:: GIVEN DATA ::
+ + +
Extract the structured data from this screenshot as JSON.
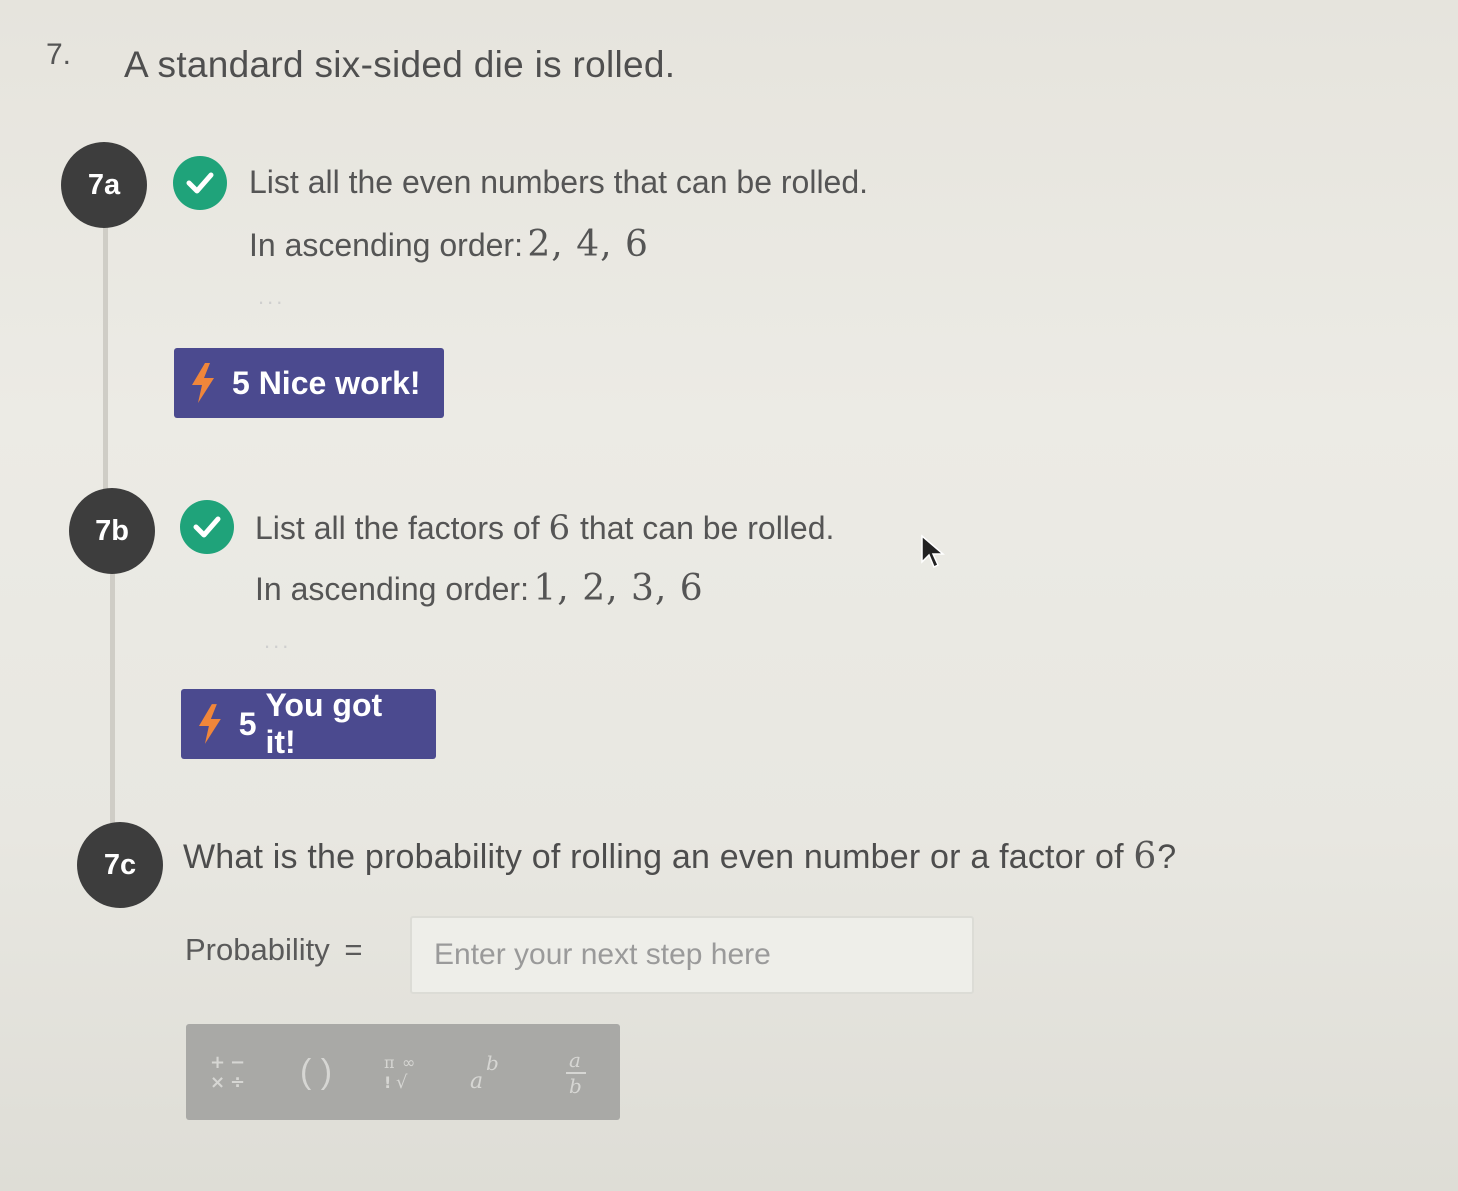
{
  "question": {
    "number": "7.",
    "title": "A standard six-sided die is rolled."
  },
  "parts": [
    {
      "badge": "7a",
      "status_icon": "check-circle-icon",
      "prompt": "List all the even numbers that can be rolled.",
      "answer_prefix": "In ascending order:",
      "answer_value": "2, 4, 6",
      "more": "...",
      "reward_points": "5",
      "reward_text": "Nice work!"
    },
    {
      "badge": "7b",
      "status_icon": "check-circle-icon",
      "prompt_before": "List all the factors of",
      "prompt_math": "6",
      "prompt_after": "that can be rolled.",
      "answer_prefix": "In ascending order:",
      "answer_value": "1, 2, 3, 6",
      "more": "...",
      "reward_points": "5",
      "reward_text": "You got it!"
    },
    {
      "badge": "7c",
      "prompt_before": "What is the probability of rolling an even number or a factor of",
      "prompt_math": "6",
      "prompt_after": "?",
      "input_label": "Probability",
      "input_equals": "=",
      "input_placeholder": "Enter your next step here"
    }
  ],
  "math_toolbar": {
    "buttons": [
      "operators-icon",
      "parentheses-icon",
      "symbols-icon",
      "exponent-icon",
      "fraction-icon"
    ],
    "labels": {
      "parentheses": "( )"
    }
  },
  "colors": {
    "badge": "#3d3d3d",
    "check": "#1fa37a",
    "reward": "#4b4a8f",
    "bolt": "#f0863a"
  }
}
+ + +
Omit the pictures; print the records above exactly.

Extract the structured data from this screenshot as JSON.
{
  "question": {
    "number": "7.",
    "title": "A standard six-sided die is rolled."
  },
  "parts": [
    {
      "badge": "7a",
      "status_icon": "check-circle-icon",
      "prompt": "List all the even numbers that can be rolled.",
      "answer_prefix": "In ascending order:",
      "answer_value": "2, 4, 6",
      "more": "...",
      "reward_points": "5",
      "reward_text": "Nice work!"
    },
    {
      "badge": "7b",
      "status_icon": "check-circle-icon",
      "prompt_before": "List all the factors of",
      "prompt_math": "6",
      "prompt_after": "that can be rolled.",
      "answer_prefix": "In ascending order:",
      "answer_value": "1, 2, 3, 6",
      "more": "...",
      "reward_points": "5",
      "reward_text": "You got it!"
    },
    {
      "badge": "7c",
      "prompt_before": "What is the probability of rolling an even number or a factor of",
      "prompt_math": "6",
      "prompt_after": "?",
      "input_label": "Probability",
      "input_equals": "=",
      "input_placeholder": "Enter your next step here"
    }
  ],
  "math_toolbar": {
    "buttons": [
      "operators-icon",
      "parentheses-icon",
      "symbols-icon",
      "exponent-icon",
      "fraction-icon"
    ],
    "labels": {
      "parentheses": "( )"
    }
  },
  "colors": {
    "badge": "#3d3d3d",
    "check": "#1fa37a",
    "reward": "#4b4a8f",
    "bolt": "#f0863a"
  }
}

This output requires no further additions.